Dataset records section start

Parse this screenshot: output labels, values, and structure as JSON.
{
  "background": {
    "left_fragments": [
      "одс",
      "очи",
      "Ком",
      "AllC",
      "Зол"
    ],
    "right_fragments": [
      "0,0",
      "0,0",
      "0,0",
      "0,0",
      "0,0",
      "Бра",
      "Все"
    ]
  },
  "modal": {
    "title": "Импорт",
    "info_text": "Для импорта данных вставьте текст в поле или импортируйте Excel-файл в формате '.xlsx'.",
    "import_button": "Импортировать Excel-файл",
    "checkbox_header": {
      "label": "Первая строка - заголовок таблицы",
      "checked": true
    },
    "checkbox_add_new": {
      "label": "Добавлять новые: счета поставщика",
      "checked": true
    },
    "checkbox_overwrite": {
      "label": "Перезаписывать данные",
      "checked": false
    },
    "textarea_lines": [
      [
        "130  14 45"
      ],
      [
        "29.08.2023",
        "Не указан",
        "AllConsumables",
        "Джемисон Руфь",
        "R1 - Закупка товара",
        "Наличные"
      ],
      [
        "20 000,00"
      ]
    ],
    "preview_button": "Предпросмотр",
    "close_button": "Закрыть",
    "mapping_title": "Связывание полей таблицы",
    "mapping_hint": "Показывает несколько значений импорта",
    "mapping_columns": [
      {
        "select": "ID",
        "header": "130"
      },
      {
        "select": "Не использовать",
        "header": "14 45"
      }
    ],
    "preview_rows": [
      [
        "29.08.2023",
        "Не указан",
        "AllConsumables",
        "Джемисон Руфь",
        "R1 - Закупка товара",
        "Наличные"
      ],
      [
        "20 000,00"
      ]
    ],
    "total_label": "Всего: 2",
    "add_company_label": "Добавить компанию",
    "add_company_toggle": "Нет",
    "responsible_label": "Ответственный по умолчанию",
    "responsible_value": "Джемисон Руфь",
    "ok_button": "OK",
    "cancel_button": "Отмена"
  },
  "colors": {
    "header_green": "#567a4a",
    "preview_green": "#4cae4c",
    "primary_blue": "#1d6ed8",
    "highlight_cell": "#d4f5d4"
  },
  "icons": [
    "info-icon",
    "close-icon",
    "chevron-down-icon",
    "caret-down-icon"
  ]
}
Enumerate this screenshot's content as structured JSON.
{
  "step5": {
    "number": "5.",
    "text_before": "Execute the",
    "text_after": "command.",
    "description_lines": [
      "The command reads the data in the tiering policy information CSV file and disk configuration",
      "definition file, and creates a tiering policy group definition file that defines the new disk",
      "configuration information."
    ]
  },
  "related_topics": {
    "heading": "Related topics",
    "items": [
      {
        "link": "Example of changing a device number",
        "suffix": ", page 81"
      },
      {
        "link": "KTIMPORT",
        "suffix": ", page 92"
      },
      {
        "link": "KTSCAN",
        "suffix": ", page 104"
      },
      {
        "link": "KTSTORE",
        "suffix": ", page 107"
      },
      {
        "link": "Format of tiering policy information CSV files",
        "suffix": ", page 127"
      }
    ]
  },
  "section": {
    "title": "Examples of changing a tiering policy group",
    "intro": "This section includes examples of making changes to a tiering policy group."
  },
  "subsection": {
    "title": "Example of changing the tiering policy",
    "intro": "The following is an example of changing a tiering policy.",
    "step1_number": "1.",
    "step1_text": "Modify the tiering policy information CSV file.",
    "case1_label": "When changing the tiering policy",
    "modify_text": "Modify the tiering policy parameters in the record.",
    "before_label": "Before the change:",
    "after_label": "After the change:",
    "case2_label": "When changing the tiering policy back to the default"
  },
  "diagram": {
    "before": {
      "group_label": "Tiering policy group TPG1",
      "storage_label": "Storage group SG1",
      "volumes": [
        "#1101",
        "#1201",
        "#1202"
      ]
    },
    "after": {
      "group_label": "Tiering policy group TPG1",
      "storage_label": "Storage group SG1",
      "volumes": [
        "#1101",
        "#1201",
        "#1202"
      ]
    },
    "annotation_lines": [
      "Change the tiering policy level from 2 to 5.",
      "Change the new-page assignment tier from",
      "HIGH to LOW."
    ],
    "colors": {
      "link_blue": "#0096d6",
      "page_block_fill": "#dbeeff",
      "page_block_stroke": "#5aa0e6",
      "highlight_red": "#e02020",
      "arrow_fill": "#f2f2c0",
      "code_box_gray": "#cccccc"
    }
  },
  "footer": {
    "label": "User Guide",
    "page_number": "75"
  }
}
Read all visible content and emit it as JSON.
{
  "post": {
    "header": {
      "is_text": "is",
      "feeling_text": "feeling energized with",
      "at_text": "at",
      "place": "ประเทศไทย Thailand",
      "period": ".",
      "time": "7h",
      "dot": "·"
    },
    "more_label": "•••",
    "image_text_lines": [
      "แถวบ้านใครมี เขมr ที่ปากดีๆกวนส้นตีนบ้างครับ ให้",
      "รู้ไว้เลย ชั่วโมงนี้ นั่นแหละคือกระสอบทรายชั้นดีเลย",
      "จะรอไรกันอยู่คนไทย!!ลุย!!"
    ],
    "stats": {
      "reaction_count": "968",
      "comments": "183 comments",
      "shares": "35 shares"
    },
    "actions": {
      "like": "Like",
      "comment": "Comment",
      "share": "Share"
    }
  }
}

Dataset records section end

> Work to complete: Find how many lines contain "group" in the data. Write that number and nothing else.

> Your response: 7